You can see a short video of the models in action and the shoot HERE.
Needless to say, I jumped at the prospect.
Just one problem...
It was to be shot in 3 different locations, and each leading lady was to be photographed separately.
Oh, and one other thing, they will be wearing white or very light colours, and the client wants them on a white background....
Now, creating composited large group portraits is something I have (a little!) experience with, but I have never had to execute one with little or no reference points. Unlike the 'Chameleon' shoot in the previous post, which has tons of reference points like chairs, this shot is set up from scratch in each location by (re)positioning the white columns and models against the white seamless background.
In a situation like this, the first thing to do is plan, so we started off with a basic structure of the image as a sketch, working out who will be sitting or standing where.
Next, work out the ideal height and angle of the camera (which in this instance was the top 2 legs of my Gitzo 1548 fully extended) then stick to it!
As I said before, keep the lighting consistent.

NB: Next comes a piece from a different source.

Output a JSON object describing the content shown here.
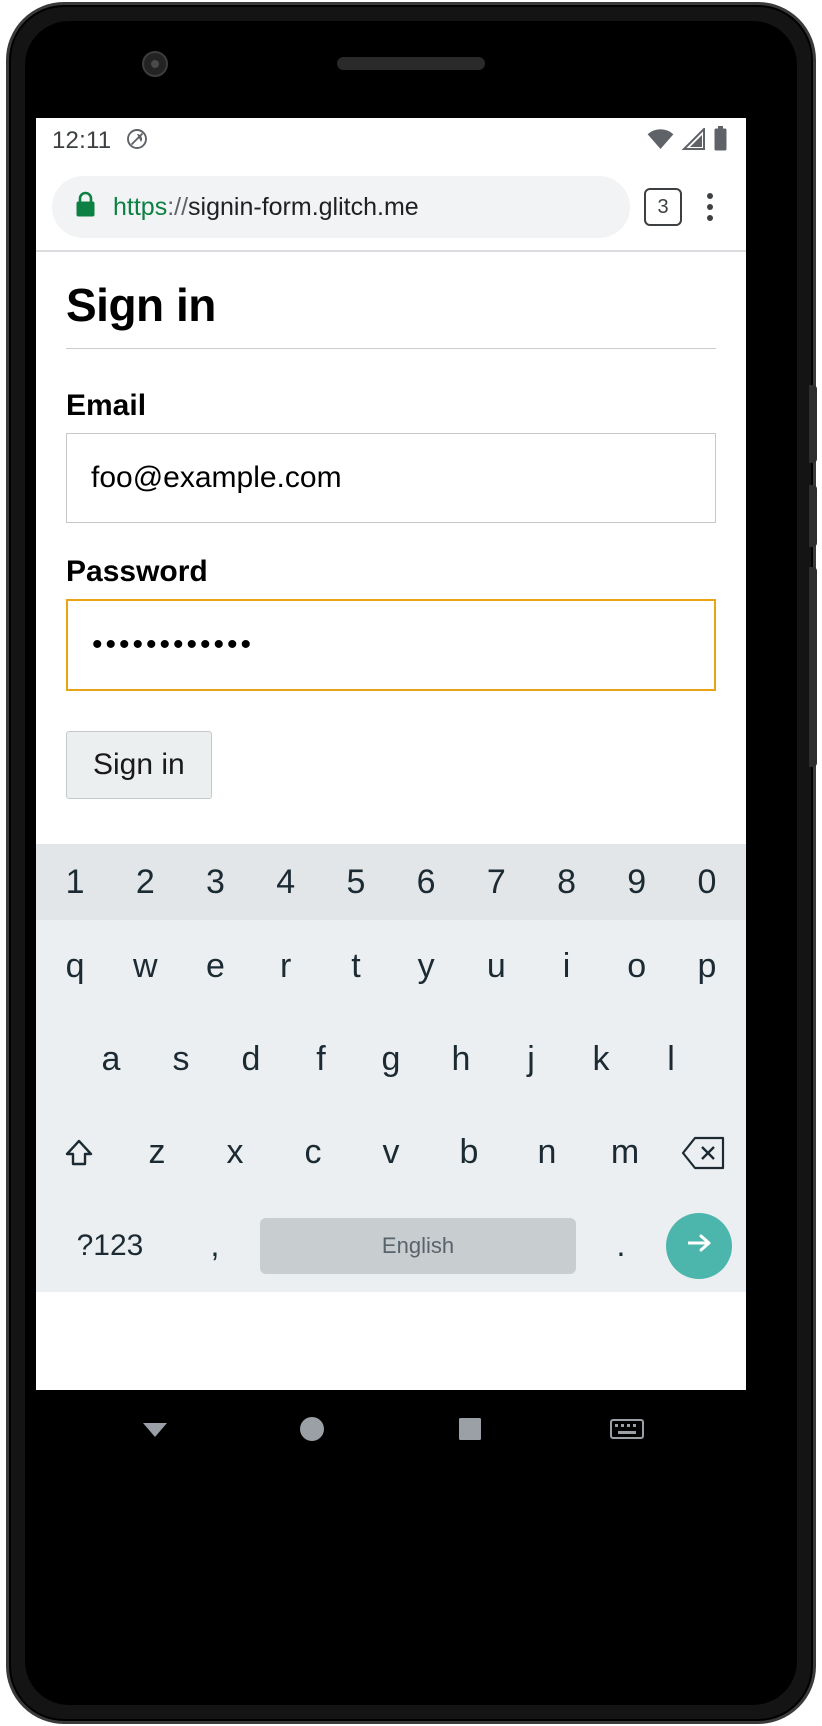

On this occasion, I opted for a very simple set up of a single light source coming from the left, slightly higher than eye level, and aimed down by 35 degrees.

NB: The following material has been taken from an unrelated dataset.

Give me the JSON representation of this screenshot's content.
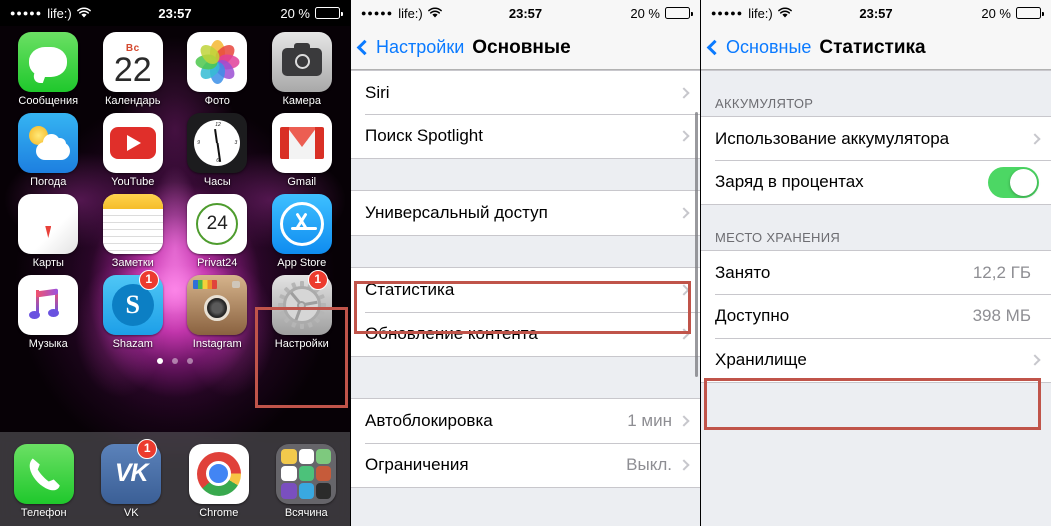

I used an Elinchrom Style RX1200 mounted in a 190cm Elinchrom Octa lightbank. This gives SUCH a beautiful soft light.
This is quite a forgiving lightbank too, and meant that even if we could not always place the light EXACTLY where we wanted to, it would always give a similar look.
Now, what about that white-on-white issue?

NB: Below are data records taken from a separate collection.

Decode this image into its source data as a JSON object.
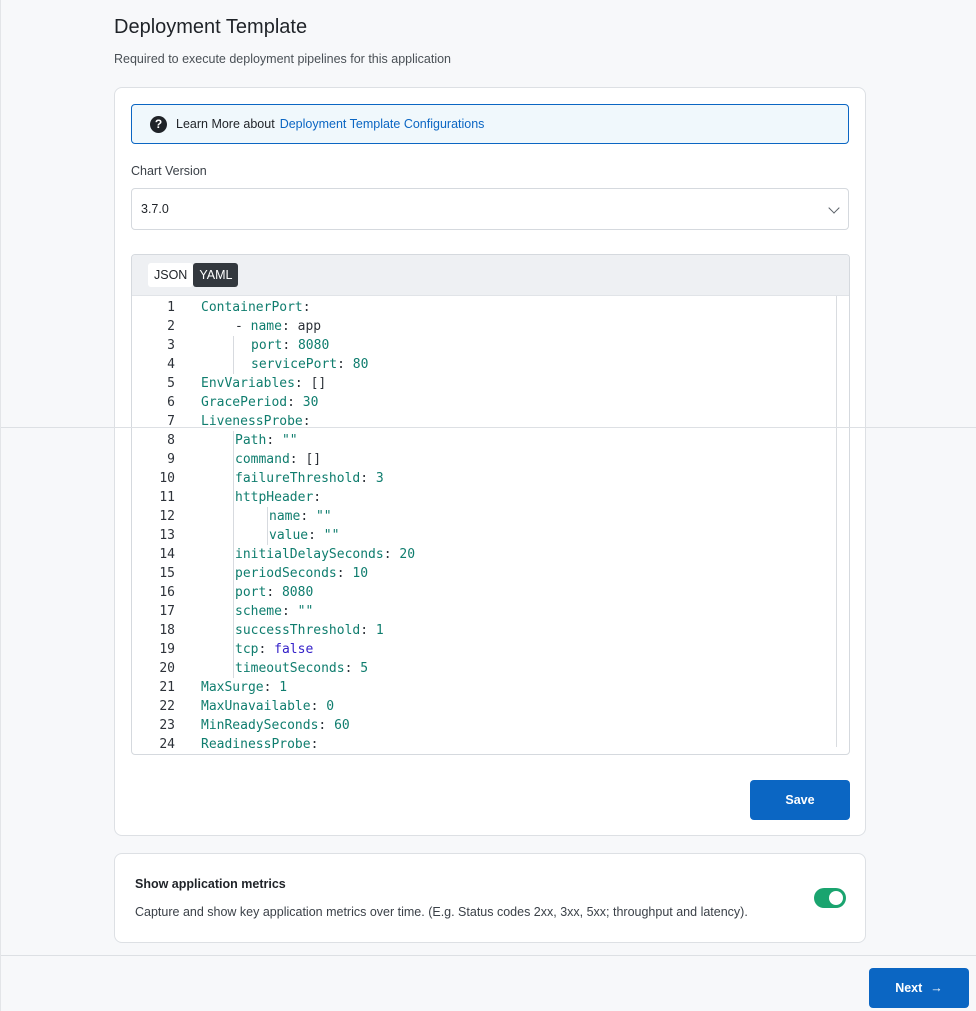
{
  "header": {
    "title": "Deployment Template",
    "subtitle": "Required to execute deployment pipelines for this application"
  },
  "info": {
    "icon": "question-circle-icon",
    "text": "Learn More about",
    "link": "Deployment Template Configurations"
  },
  "chart_version": {
    "label": "Chart Version",
    "value": "3.7.0"
  },
  "editor": {
    "tabs": [
      "JSON",
      "YAML"
    ],
    "active_tab": "YAML",
    "lines": [
      {
        "n": "1",
        "indent": 0,
        "key": "ContainerPort",
        "sep": ":",
        "val": "",
        "type": ""
      },
      {
        "n": "2",
        "indent": 1,
        "key": "- name",
        "sep": ": ",
        "val": "app",
        "type": "p"
      },
      {
        "n": "3",
        "indent": 2,
        "key": "port",
        "sep": ": ",
        "val": "8080",
        "type": "v"
      },
      {
        "n": "4",
        "indent": 2,
        "key": "servicePort",
        "sep": ": ",
        "val": "80",
        "type": "v"
      },
      {
        "n": "5",
        "indent": 0,
        "key": "EnvVariables",
        "sep": ": ",
        "val": "[]",
        "type": "p"
      },
      {
        "n": "6",
        "indent": 0,
        "key": "GracePeriod",
        "sep": ": ",
        "val": "30",
        "type": "v"
      },
      {
        "n": "7",
        "indent": 0,
        "key": "LivenessProbe",
        "sep": ":",
        "val": "",
        "type": ""
      },
      {
        "n": "8",
        "indent": 1,
        "key": "Path",
        "sep": ": ",
        "val": "\"\"",
        "type": "s"
      },
      {
        "n": "9",
        "indent": 1,
        "key": "command",
        "sep": ": ",
        "val": "[]",
        "type": "p"
      },
      {
        "n": "10",
        "indent": 1,
        "key": "failureThreshold",
        "sep": ": ",
        "val": "3",
        "type": "v"
      },
      {
        "n": "11",
        "indent": 1,
        "key": "httpHeader",
        "sep": ":",
        "val": "",
        "type": ""
      },
      {
        "n": "12",
        "indent": 3,
        "key": "name",
        "sep": ": ",
        "val": "\"\"",
        "type": "s"
      },
      {
        "n": "13",
        "indent": 3,
        "key": "value",
        "sep": ": ",
        "val": "\"\"",
        "type": "s"
      },
      {
        "n": "14",
        "indent": 1,
        "key": "initialDelaySeconds",
        "sep": ": ",
        "val": "20",
        "type": "v"
      },
      {
        "n": "15",
        "indent": 1,
        "key": "periodSeconds",
        "sep": ": ",
        "val": "10",
        "type": "v"
      },
      {
        "n": "16",
        "indent": 1,
        "key": "port",
        "sep": ": ",
        "val": "8080",
        "type": "v"
      },
      {
        "n": "17",
        "indent": 1,
        "key": "scheme",
        "sep": ": ",
        "val": "\"\"",
        "type": "s"
      },
      {
        "n": "18",
        "indent": 1,
        "key": "successThreshold",
        "sep": ": ",
        "val": "1",
        "type": "v"
      },
      {
        "n": "19",
        "indent": 1,
        "key": "tcp",
        "sep": ": ",
        "val": "false",
        "type": "b"
      },
      {
        "n": "20",
        "indent": 1,
        "key": "timeoutSeconds",
        "sep": ": ",
        "val": "5",
        "type": "v"
      },
      {
        "n": "21",
        "indent": 0,
        "key": "MaxSurge",
        "sep": ": ",
        "val": "1",
        "type": "v"
      },
      {
        "n": "22",
        "indent": 0,
        "key": "MaxUnavailable",
        "sep": ": ",
        "val": "0",
        "type": "v"
      },
      {
        "n": "23",
        "indent": 0,
        "key": "MinReadySeconds",
        "sep": ": ",
        "val": "60",
        "type": "v"
      },
      {
        "n": "24",
        "indent": 0,
        "key": "ReadinessProbe",
        "sep": ":",
        "val": "",
        "type": ""
      }
    ]
  },
  "save_label": "Save",
  "metrics": {
    "title": "Show application metrics",
    "description": "Capture and show key application metrics over time. (E.g. Status codes 2xx, 3xx, 5xx; throughput and latency).",
    "enabled": true
  },
  "footer": {
    "next_label": "Next",
    "next_icon": "arrow-right-icon"
  },
  "colors": {
    "primary": "#0b66c3",
    "toggle_on": "#1aa46f",
    "yaml_key": "#0f7d6e",
    "yaml_bool": "#3421c9"
  }
}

It's much simpler to deal with than one might think, using 'subtractive fill.'
'Subtractive fill' sounds like something to make one's brain melt, but think of it like this:
Additive fill (from a reflector or light source) will lighten shadows.
Subtractive fill (from black 'Polyboards' or 'Gobos' or anything black) will create shadow, or a more defined darker area, by preventing light being reflected onto the subject.
When photographing actress Katherine Kelly of 'Emmerdale,' I used 2 black polyboards or 'Gobos,' one on either side of her:
To photograph actress Kara Tointon of 'Eastenders,' I used a black polyboard or 'Gobo' on one side only, because the effect was too profound; indeed, it needed a white board, not a black one, on the other side:
As we can see in both the individual shots of each leading lady, as well as the final composite, the golden rule is that with lighting, sometimes less is in fact more. The key is to use your eyes to observe the effects created by your lighting elements, which can be as simple as black or white cards. Remember this simple rule, and create gorgeous, glowing portraits.